▶ Exercise prompt: Each line of the data below that holds the word "disability" is to be reported in full.

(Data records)
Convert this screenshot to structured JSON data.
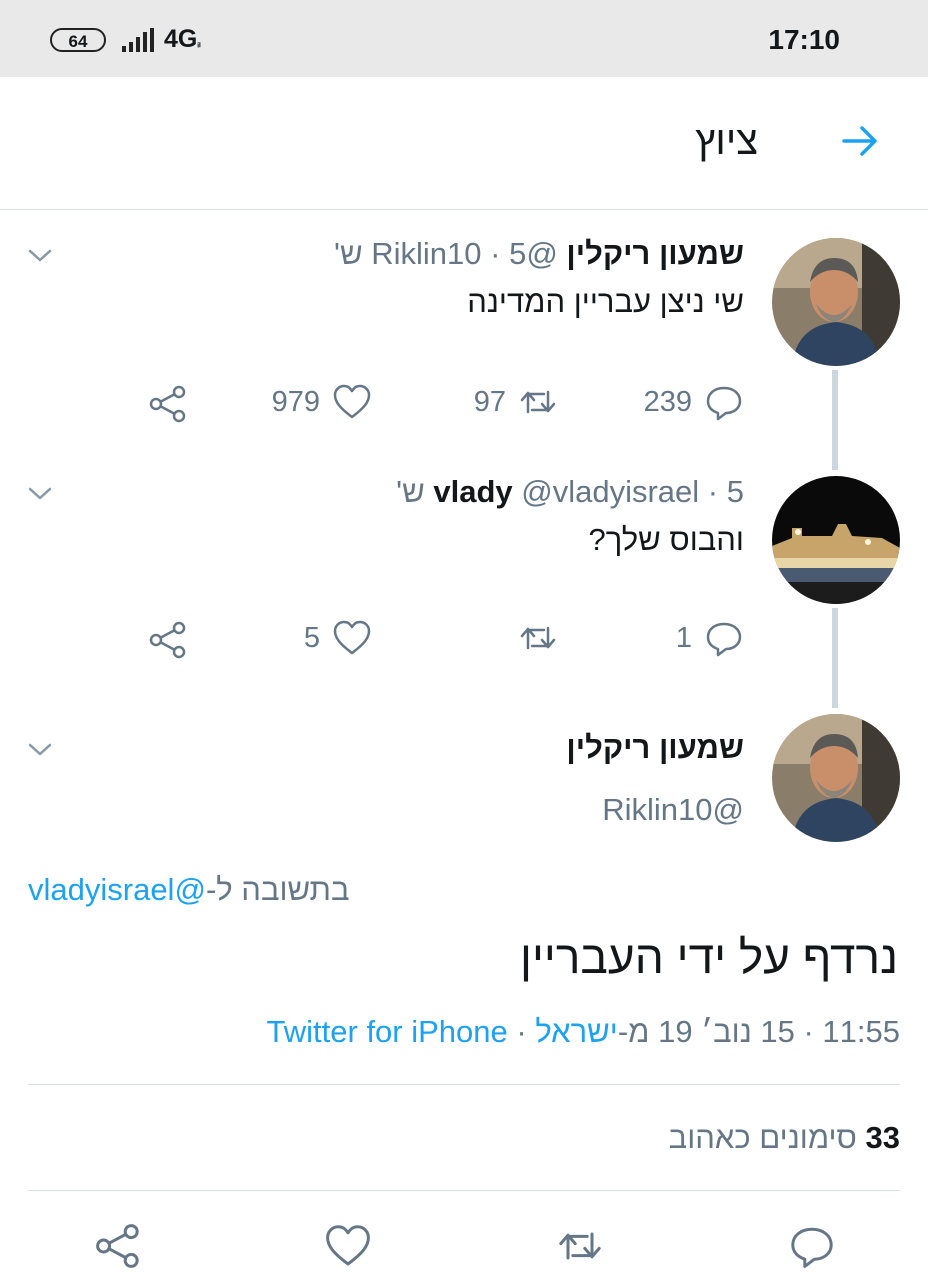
{
  "status_bar": {
    "battery": "64",
    "network": "4G",
    "network_sub": "ᵢₗ",
    "time": "17:10"
  },
  "header": {
    "title": "ציוץ",
    "back_icon": "arrow-right-icon",
    "accent": "#1da1f2"
  },
  "tweets": [
    {
      "name": "שמעון ריקלין",
      "handle": "@Riklin10",
      "time": "5 ש'",
      "text": "שי ניצן עבריין המדינה",
      "replies": "239",
      "retweets": "97",
      "likes": "979"
    },
    {
      "name": "vlady",
      "handle": "@vladyisrael",
      "time": "5 ש'",
      "text": "והבוס שלך?",
      "replies": "1",
      "retweets": "",
      "likes": "5"
    }
  ],
  "main_tweet": {
    "name": "שמעון ריקלין",
    "handle": "@Riklin10",
    "reply_prefix": "בתשובה ל-",
    "reply_handle": "@vladyisrael",
    "text": "נרדף על ידי העבריין",
    "time_date": "11:55 · 15 נוב׳ 19 מ-",
    "location": "ישראל",
    "separator": " · ",
    "client": "Twitter for iPhone",
    "likes_count": "33",
    "likes_label": "סימונים כאהוב"
  }
}
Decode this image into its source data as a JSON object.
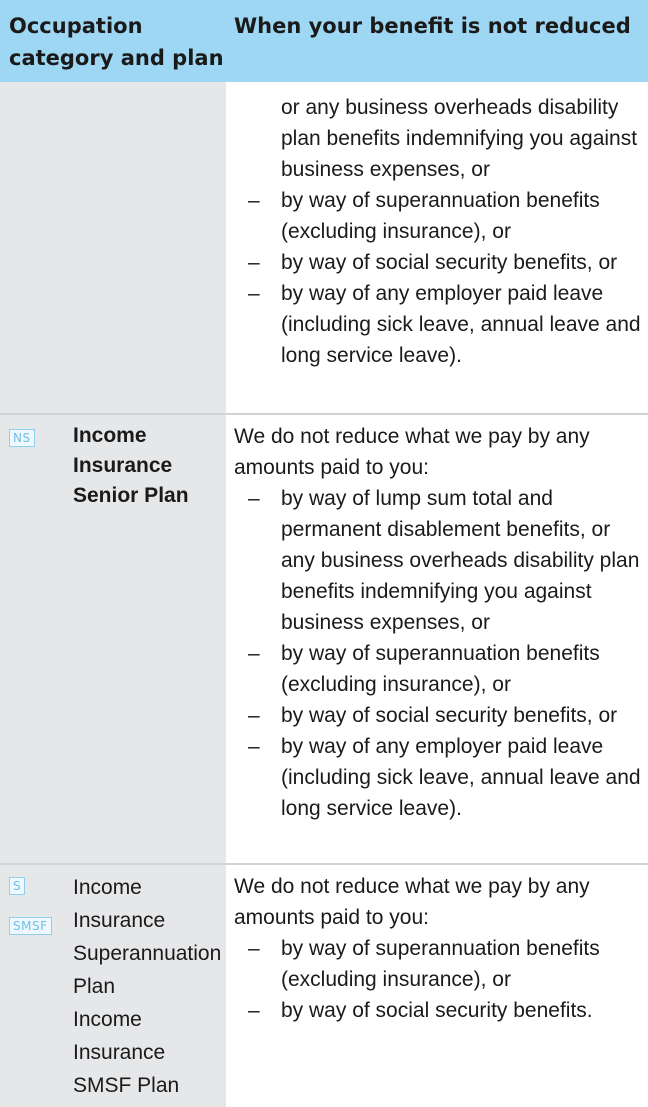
{
  "header": {
    "col1": "Occupation category and plan",
    "col2": "When your benefit is not reduced"
  },
  "rows": [
    {
      "continuation": "or any business overheads disability plan benefits indemnifying you against business expenses, or",
      "bullets": [
        "by way of superannuation benefits (excluding insurance), or",
        "by way of social security benefits, or",
        "by way of any employer paid leave (including sick leave, annual leave and long service leave)."
      ]
    },
    {
      "badge": "NS",
      "plan": "Income Insurance Senior Plan",
      "intro": "We do not reduce what we pay by any amounts paid to you:",
      "bullets": [
        "by way of lump sum total and permanent disablement benefits, or any business overheads disability plan benefits indemnifying you against business expenses, or",
        "by way of superannuation benefits (excluding insurance), or",
        "by way of social security benefits, or",
        "by way of any employer paid leave (including sick leave, annual leave and long service leave)."
      ]
    },
    {
      "badges": [
        "S",
        "SMSF"
      ],
      "plans": [
        "Income Insurance Superannuation Plan",
        "Income Insurance SMSF Plan"
      ],
      "intro": "We do not reduce what we pay by any amounts paid to you:",
      "bullets": [
        "by way of superannuation benefits (excluding insurance), or",
        "by way of social security benefits."
      ]
    }
  ],
  "dash": "–",
  "colors": {
    "header_bg": "#9ed7f3",
    "left_col_bg": "#e6e7e9",
    "badge_color": "#6fc0e8"
  }
}
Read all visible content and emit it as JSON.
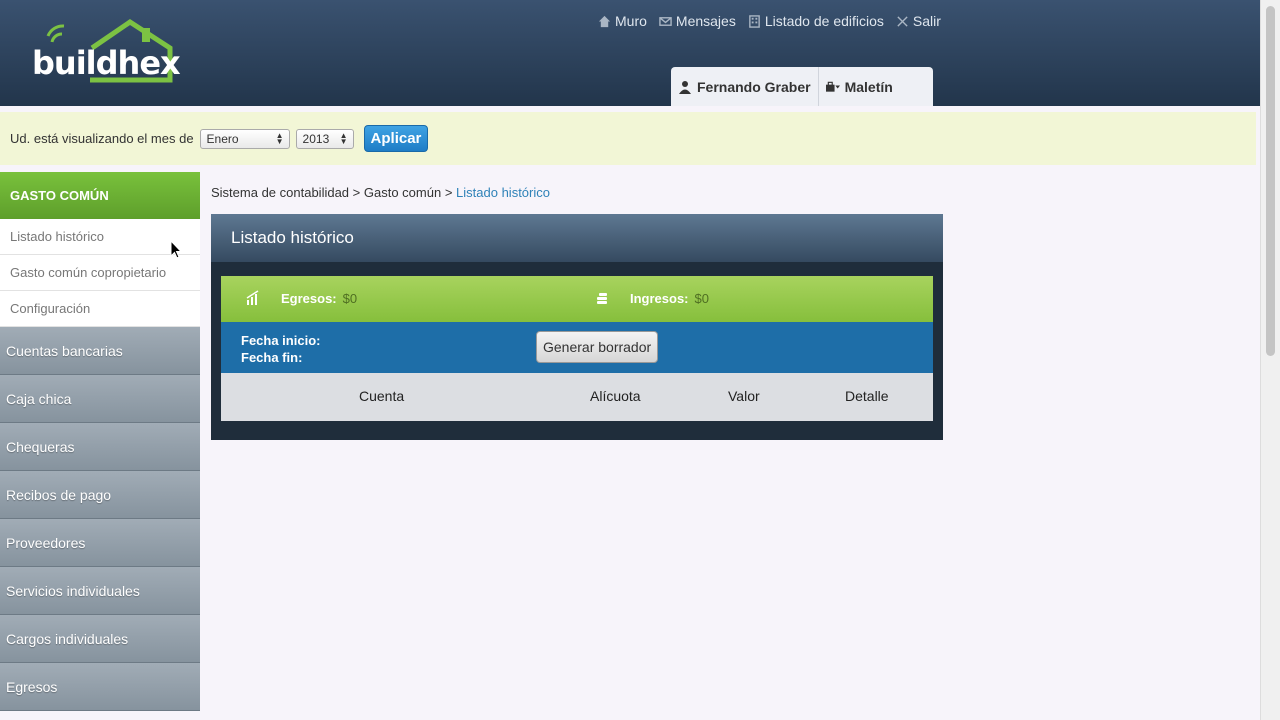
{
  "header": {
    "logo": {
      "part1": "build",
      "part2": "hex"
    },
    "nav": [
      {
        "label": "Muro",
        "icon": "home-icon"
      },
      {
        "label": "Mensajes",
        "icon": "envelope-icon"
      },
      {
        "label": "Listado de edificios",
        "icon": "building-icon"
      },
      {
        "label": "Salir",
        "icon": "close-icon"
      }
    ],
    "user_tabs": [
      {
        "label": "Fernando Graber",
        "icon": "user-icon"
      },
      {
        "label": "Maletín",
        "icon": "briefcase-icon"
      }
    ]
  },
  "filter": {
    "prefix": "Ud. está visualizando el mes de",
    "month": "Enero",
    "year": "2013",
    "apply_label": "Aplicar"
  },
  "sidebar": {
    "section": "GASTO COMÚN",
    "subitems": [
      "Listado histórico",
      "Gasto común copropietario",
      "Configuración"
    ],
    "items": [
      "Cuentas bancarias",
      "Caja chica",
      "Chequeras",
      "Recibos de pago",
      "Proveedores",
      "Servicios individuales",
      "Cargos individuales",
      "Egresos"
    ]
  },
  "breadcrumb": {
    "part1": "Sistema de contabilidad",
    "part2": "Gasto común",
    "current": "Listado histórico",
    "sep": ">"
  },
  "panel": {
    "title": "Listado histórico",
    "egresos_label": "Egresos:",
    "egresos_value": "$0",
    "ingresos_label": "Ingresos:",
    "ingresos_value": "$0",
    "fecha_inicio": "Fecha inicio:",
    "fecha_fin": "Fecha fin:",
    "generate_label": "Generar borrador",
    "columns": [
      "Cuenta",
      "Alícuota",
      "Valor",
      "Detalle"
    ]
  },
  "colors": {
    "accent_green": "#6fb33a",
    "header_dark": "#2a3e55",
    "link_blue": "#2f82b8",
    "dates_blue": "#1e6ea8"
  }
}
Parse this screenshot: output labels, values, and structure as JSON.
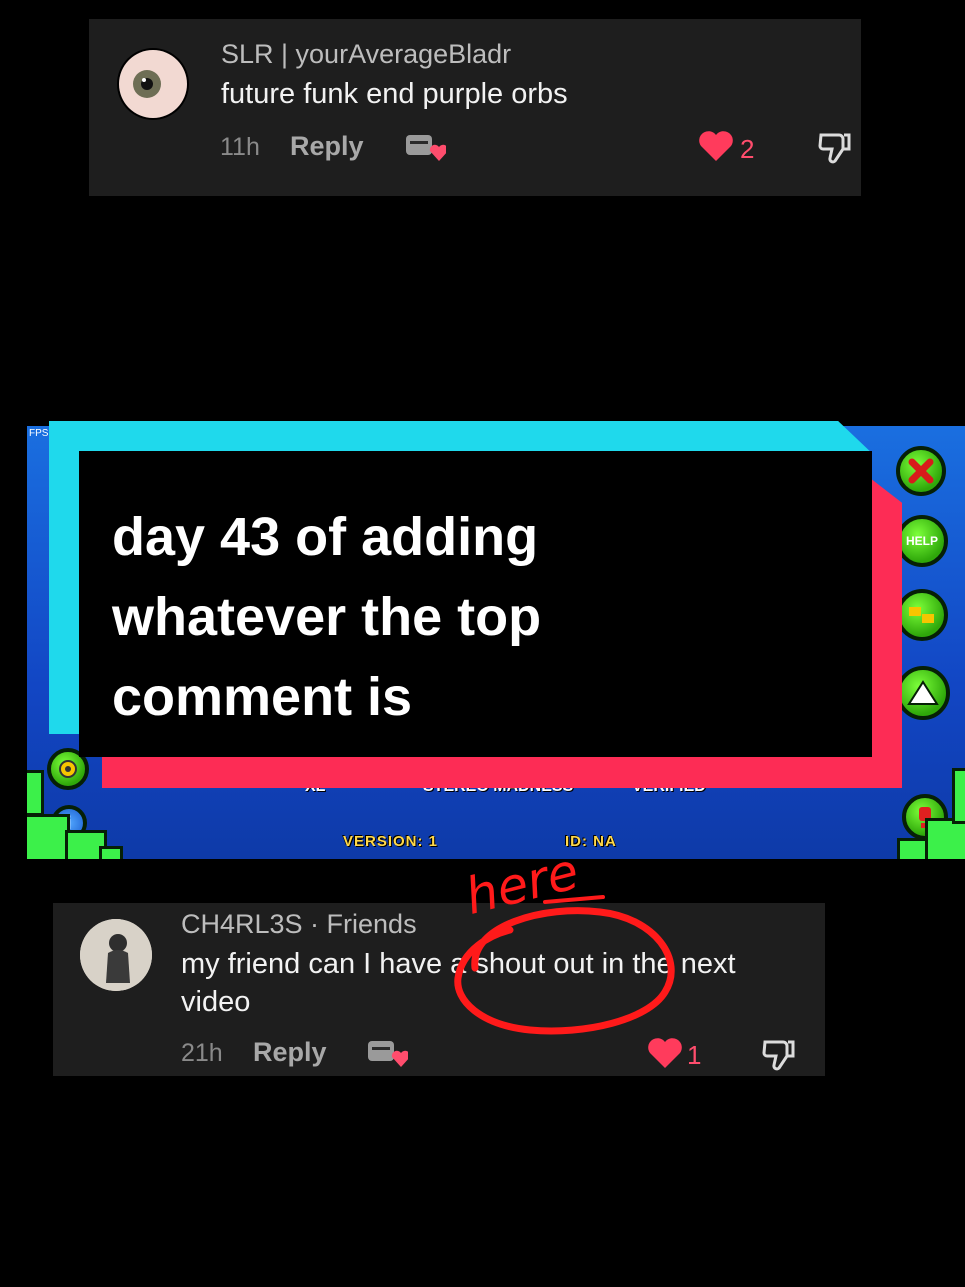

▶ Written response:
      "continuation": "or any business overheads disability plan benefits indemnifying you against business expenses, or",
        "by way of lump sum total and permanent disablement benefits, or any business overheads disability plan benefits indemnifying you against business expenses, or",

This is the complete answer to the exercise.